Perhaps leadership isn't primarily something that lies within the individual - that's potential. It's an expression of an inspirational dynamic that sometimes takes place between people, rather than first and foremost a description of the intrinsic attributes or behaviours of a particular person or people per se. It emerges, sometimes unexpectedly, when people interact with one another in a specific relational and cultural environment. It's a mysterious dynamic that sparks and sustains desire, movement and transformation.
In this sense, leadership is essentially a social and contextual phenomenon, not an individual abstract one. As a Christian, I wonder if this dynamic between people, emerging in the creative space generated through relating and relationship, implying connection and synergy at some deep interpersonal level, is also a dynamic inhabited and energised by the leading and liberating presence of the Spirit. It's about leading between and leading within. The potential for a spiritual dynamic opens up a much wider conversation.

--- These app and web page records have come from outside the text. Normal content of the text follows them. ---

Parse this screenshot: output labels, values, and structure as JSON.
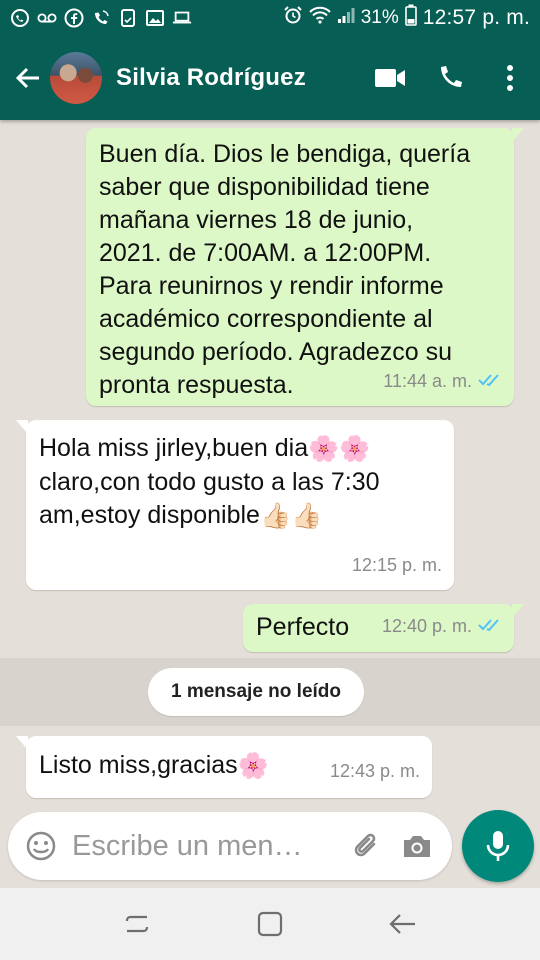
{
  "status_bar": {
    "battery": "31%",
    "time": "12:57 p. m."
  },
  "header": {
    "contact_name": "Silvia Rodríguez",
    "icons": [
      "back-arrow-icon",
      "video-call-icon",
      "phone-icon",
      "more-vert-icon"
    ]
  },
  "messages": [
    {
      "direction": "outgoing",
      "text": "Buen día. Dios le bendiga, quería saber que disponibilidad tiene mañana viernes 18 de junio, 2021. de 7:00AM. a 12:00PM. Para reunirnos y rendir informe académico correspondiente al segundo período. Agradezco su pronta respuesta.",
      "lines": [
        "Buen día. Dios le bendiga, quería",
        "saber que disponibilidad tiene",
        "mañana viernes 18 de junio,",
        "2021. de 7:00AM. a 12:00PM.",
        "Para reunirnos y rendir informe",
        "académico correspondiente al",
        "segundo período. Agradezco su",
        "pronta respuesta."
      ],
      "time": "11:44 a. m.",
      "status": "read"
    },
    {
      "direction": "incoming",
      "lines": [
        "Hola miss jirley,buen dia",
        "claro,con todo gusto a las 7:30",
        "am,estoy disponible"
      ],
      "emoji": [
        "🌸🌸",
        "",
        "👍🏻👍🏻"
      ],
      "time": "12:15 p. m."
    },
    {
      "direction": "outgoing",
      "text": "Perfecto",
      "time": "12:40 p. m.",
      "status": "read"
    },
    {
      "direction": "incoming",
      "text": "Listo miss,gracias",
      "emoji": "🌸",
      "time": "12:43 p. m."
    }
  ],
  "unread_divider": "1 mensaje no leído",
  "composer": {
    "placeholder": "Escribe un men…"
  },
  "colors": {
    "header": "#075e54",
    "outgoing_bubble": "#dcf8c6",
    "incoming_bubble": "#ffffff",
    "chat_background": "#e4dfd8",
    "mic_button": "#00897b",
    "read_ticks": "#4fc3f7"
  }
}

A friend, Alex, once commented: 'I wonder if leadership isn't always recognised at the time but is construed as leadership after the event, particularly by the follower more than the leader. As a follower, I am the only one who can legitimately apply the label leadership to what I experienced as a result of what you the leader did, how you were, what happened between us etc. If you the leader use the term leadership, all you can apply to it is a set of behaviours or competencies which may not have landed with me as leadership.'
A church minister speaks in a church meeting and evokes a positive response from those present that we may attribute to the minister's leadership qualities. If he or she spoke the same words in a very different context (e.g. in an environment hostile to Christian beliefs), it would evoke a different response. Does that mean the minister exercised leadership in the former environment but not in the latter, or is what we experience as 'leadership' actually the product of a social interaction within a specific social, cultural and political context?
It’s a difficult one. What results do we attribute to the leader and what do we attribute to other causal or contributing factors? It poses questions and challenges for leadership (as distinct from management skills) development: whether it’s possible and, if so, what we are trying to develop and how best to go about developing it. Should it be as much about understanding and developing the kind of cultural environment that will lead to the outcomes we hope for as defining and developing the competence of individual leaders?